Jean-Philippe Vert

Jean-Philippe Vert is giving two talks in Québec this week. The first one will be on his contributions of machine learning in the field of bioinformatics. His second talk will be about biological networks.

Talk 1
Some contributions of machine learning in bioinformatics
December third, 2008, 10h30, room PLT-2744 (Pavillon Andrien-Pouliot)
see http://www.ulaval.ca/Al/interne/plan/AdrienPouliot/reference.htm

Many problems in bioinformatics can be formulated as pattern recognition problems on non-standard objects, such as strings, graphs or high-dimensional vectors with particular structure. They have triggered many original developments in machine learning recently, in particular in the way data are represented and prior knowledge is introduced in the algorithm. In this talk I will present some of these developments through several examples in microarray data analysis, virtual screening, and inference of biological networks.

Talk 2
Inferring and using biological networks
Decembre fourth, 2008, 15h00, Amphithéâtre Fisher, CRCHUL Porte TR-54
see http://maps.google.ca/maps?f=q&hl=en&geocode=&q=46.769017,+-71.281705&ie=UTF8&ll=46.769017,-71.281705&spn=0.001911,0.003648&t=h&z=18&iwloc=addr&om=1

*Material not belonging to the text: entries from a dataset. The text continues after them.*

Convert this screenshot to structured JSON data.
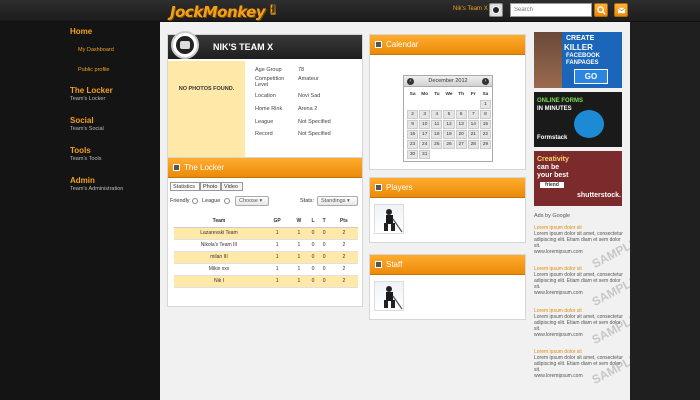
{
  "topbar": {
    "logo": "JockMonkey",
    "logo_tag": "beta",
    "team_link": "Nik's Team X",
    "search_placeholder": "Search"
  },
  "sidebar": {
    "home": "Home",
    "home_links": [
      "My Dashboard",
      "Public profile"
    ],
    "sections": [
      {
        "title": "The Locker",
        "sub": "Team's Locker"
      },
      {
        "title": "Social",
        "sub": "Team's Social"
      },
      {
        "title": "Tools",
        "sub": "Team's Tools"
      },
      {
        "title": "Admin",
        "sub": "Team's Administration"
      }
    ]
  },
  "profile": {
    "name": "NIK'S TEAM X",
    "no_photos": "NO PHOTOS FOUND.",
    "fields": [
      {
        "label": "Age Group",
        "value": "78"
      },
      {
        "label": "Competition Level",
        "value": "Amateur"
      },
      {
        "label": "Location",
        "value": "Novi Sad"
      },
      {
        "label": "Home Rink",
        "value": "Arena 2"
      },
      {
        "label": "League",
        "value": "Not Specified"
      },
      {
        "label": "Record",
        "value": "Not Specified"
      }
    ]
  },
  "locker": {
    "title": "The Locker",
    "tabs": [
      "Statistics",
      "Photo",
      "Video"
    ],
    "friendly_label": "Friendly",
    "league_label": "League",
    "choose_label": "Choose",
    "stats_label": "Stats:",
    "standings_label": "Standings",
    "columns": [
      "Team",
      "GP",
      "W",
      "L",
      "T",
      "Pts"
    ],
    "rows": [
      [
        "Lazarevski Team",
        "1",
        "1",
        "0",
        "0",
        "2"
      ],
      [
        "Nikola's Team III",
        "1",
        "1",
        "0",
        "0",
        "2"
      ],
      [
        "milan III",
        "1",
        "1",
        "0",
        "0",
        "2"
      ],
      [
        "Mikin xxx",
        "1",
        "1",
        "0",
        "0",
        "2"
      ],
      [
        "Nik I",
        "1",
        "1",
        "0",
        "0",
        "2"
      ]
    ]
  },
  "calendar": {
    "title": "Calendar",
    "month": "December 2012",
    "prev": "‹",
    "next": "›",
    "days": [
      "Sa",
      "Mo",
      "Tu",
      "We",
      "Th",
      "Fr",
      "Sa"
    ],
    "weeks": [
      [
        "",
        "",
        "",
        "",
        "",
        "",
        "1"
      ],
      [
        "2",
        "3",
        "4",
        "5",
        "6",
        "7",
        "8"
      ],
      [
        "9",
        "10",
        "11",
        "12",
        "13",
        "14",
        "15"
      ],
      [
        "16",
        "17",
        "18",
        "19",
        "20",
        "21",
        "22"
      ],
      [
        "23",
        "24",
        "25",
        "26",
        "27",
        "28",
        "29"
      ],
      [
        "30",
        "31",
        "",
        "",
        "",
        "",
        ""
      ]
    ]
  },
  "players": {
    "title": "Players"
  },
  "staff": {
    "title": "Staff"
  },
  "ads": {
    "ad1": {
      "line1": "CREATE",
      "line2": "KILLER",
      "line3": "FACEBOOK",
      "line4": "FANPAGES",
      "cta": "GO"
    },
    "ad2": {
      "line1": "ONLINE FORMS",
      "line2": "IN MINUTES",
      "brand": "Formstack"
    },
    "ad3": {
      "line1": "Creativity",
      "line2": "can be",
      "line3": "your best",
      "line4": "friend",
      "brand": "shutterstock."
    },
    "label": "Ads by Google",
    "entries": [
      {
        "title": "Lorem ipsum dolor sit",
        "body": "Lorem ipsum dolor sit amet, consectetur adipiscing elit. Etiam diam et sem dolor sit.",
        "url": "www.loremipsum.com"
      },
      {
        "title": "Lorem ipsum dolor sit",
        "body": "Lorem ipsum dolor sit amet, consectetur adipiscing elit. Etiam diam et sem dolor sit.",
        "url": "www.loremipsum.com"
      },
      {
        "title": "Lorem ipsum dolor sit",
        "body": "Lorem ipsum dolor sit amet, consectetur adipiscing elit. Etiam diam et sem dolor sit.",
        "url": "www.loremipsum.com"
      },
      {
        "title": "Lorem ipsum dolor sit",
        "body": "Lorem ipsum dolor sit amet, consectetur adipiscing elit. Etiam diam et sem dolor sit.",
        "url": "www.loremipsum.com"
      }
    ],
    "watermark": "SAMPLE"
  },
  "colors": {
    "accent": "#f4a118",
    "header": "#1c1c1c",
    "highlight_row": "#ffe8a8"
  }
}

Protein and gene networks have become important tools recently to represent
and think about the complexity of biological processes involving interactions
among many molecules. Two problems must nevertheless be solved in order to
make them useful: (i) how to obtain large-scale networks of good quality, and (ii)
how to use them in order to extract useful information from, e.g., expression data.
In this talk I will address both issues with a machine learning approach.
There was an error in this gadget